LONDON: The UK app market has reached saturation level, with average monthly downloads having fallen significantly during 2014, according to a new report.
Deloitte, the business consultancy firm, said that among those consumers who downloaded apps, the average monthly number of such downloads had decreased from 2.32 last year to 1.82 this year.
At the same time, the proportion of smartphone and tablet owners who never downloaded any apps was increasing, from less than 20% to 31%.
"We are reaching a limit in the UK in the volume of app store downloads," claimed Paul Lee, analyst at Deloitte.
"Each additional new smartphone [owner] has less inclination to download apps, either out of apathy or, at a more global level, affordability," he explained to the Financial Times.
And in any case, in a mature market many consumers already have all the apps they want to use. "Ironically the better that apps get the longer people will keep them meaning people feel less inclined to look for new apps," he said.
The overall size of the app market is not decreasing, however, as Lee noted a rise in the number of "casual users" using fewer apps within a larger smartphone market.
But with nearly 90% of smartphone users claiming never to spend money on apps, or any other smartphone content for that matter, the FT observed that this "will raise questions about the size and profitability of the mobile market for games makers and other producers of mobile media".
Another factor which may be at work was highlighted earlier this year in Deloitte's Technology, Media & Telecommunications Predictions for 2014 which suggested that 2014 would see a significant increase (25%) in smartphone penetration among the over-55s, taking it to around 50%. But this age group tends not to make full use of the device's capabilities, with many continuing to use it like a feature phone.

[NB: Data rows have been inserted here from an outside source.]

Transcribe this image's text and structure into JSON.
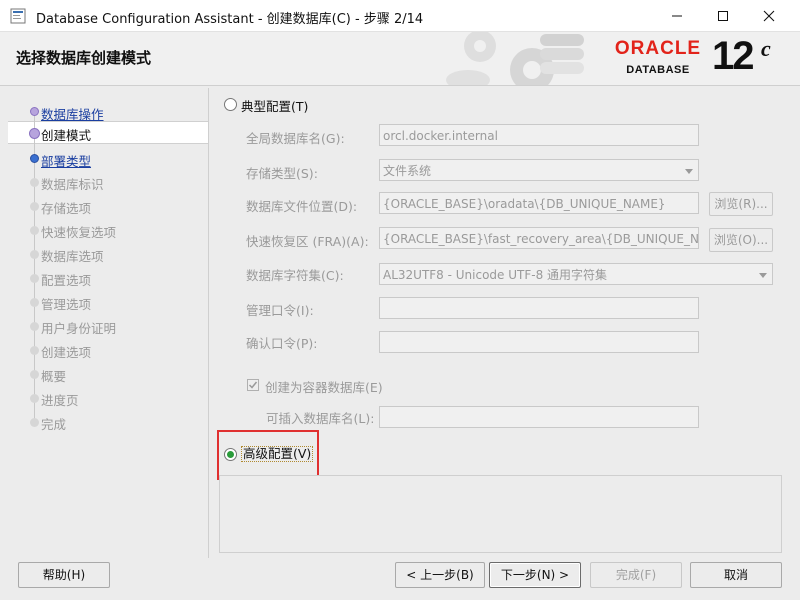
{
  "window": {
    "title": "Database Configuration Assistant - 创建数据库(C) - 步骤 2/14"
  },
  "header": {
    "title": "选择数据库创建模式",
    "logo_brand": "ORACLE",
    "logo_sub": "DATABASE",
    "logo_version": "12",
    "logo_version_suffix": "c"
  },
  "steps": [
    {
      "label": "数据库操作",
      "state": "done"
    },
    {
      "label": "创建模式",
      "state": "current"
    },
    {
      "label": "部署类型",
      "state": "done"
    },
    {
      "label": "数据库标识",
      "state": "future"
    },
    {
      "label": "存储选项",
      "state": "future"
    },
    {
      "label": "快速恢复选项",
      "state": "future"
    },
    {
      "label": "数据库选项",
      "state": "future"
    },
    {
      "label": "配置选项",
      "state": "future"
    },
    {
      "label": "管理选项",
      "state": "future"
    },
    {
      "label": "用户身份证明",
      "state": "future"
    },
    {
      "label": "创建选项",
      "state": "future"
    },
    {
      "label": "概要",
      "state": "future"
    },
    {
      "label": "进度页",
      "state": "future"
    },
    {
      "label": "完成",
      "state": "future"
    }
  ],
  "typical": {
    "radio_label": "典型配置(T)",
    "selected": false,
    "global_db_name_label": "全局数据库名(G):",
    "global_db_name_value": "orcl.docker.internal",
    "storage_type_label": "存储类型(S):",
    "storage_type_value": "文件系统",
    "db_file_location_label": "数据库文件位置(D):",
    "db_file_location_value": "{ORACLE_BASE}\\oradata\\{DB_UNIQUE_NAME}",
    "browse_r_label": "浏览(R)...",
    "fra_label": "快速恢复区 (FRA)(A):",
    "fra_value": "{ORACLE_BASE}\\fast_recovery_area\\{DB_UNIQUE_NAME}",
    "browse_o_label": "浏览(O)...",
    "charset_label": "数据库字符集(C):",
    "charset_value": "AL32UTF8 - Unicode UTF-8 通用字符集",
    "admin_pwd_label": "管理口令(I):",
    "confirm_pwd_label": "确认口令(P):",
    "cdb_label": "创建为容器数据库(E)",
    "cdb_checked": true,
    "pdb_name_label": "可插入数据库名(L):"
  },
  "advanced": {
    "radio_label": "高级配置(V)",
    "selected": true
  },
  "buttons": {
    "help": "帮助(H)",
    "back": "< 上一步(B)",
    "next": "下一步(N) >",
    "finish": "完成(F)",
    "cancel": "取消"
  },
  "colors": {
    "selected_radio": "#2a9b3a",
    "highlight_border": "#e03030",
    "oracle_red": "#e2231a",
    "link": "#1a3ea0"
  }
}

A separate survey earlier this month by price comparison site uSwitch.com found that apps were a primary concern for only one in ten UK consumers choosing a smartphone – most were more interested in functionality, reliability and good design.

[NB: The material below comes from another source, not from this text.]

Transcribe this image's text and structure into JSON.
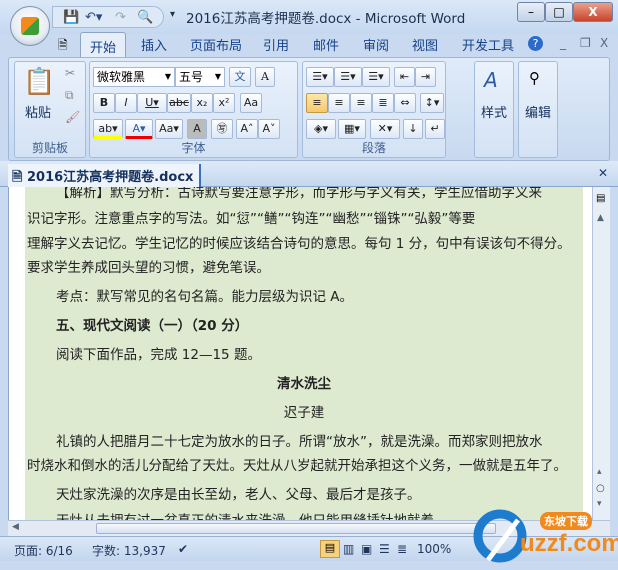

Data sourced from Financial Times, Deloitte; additional content by Warc staff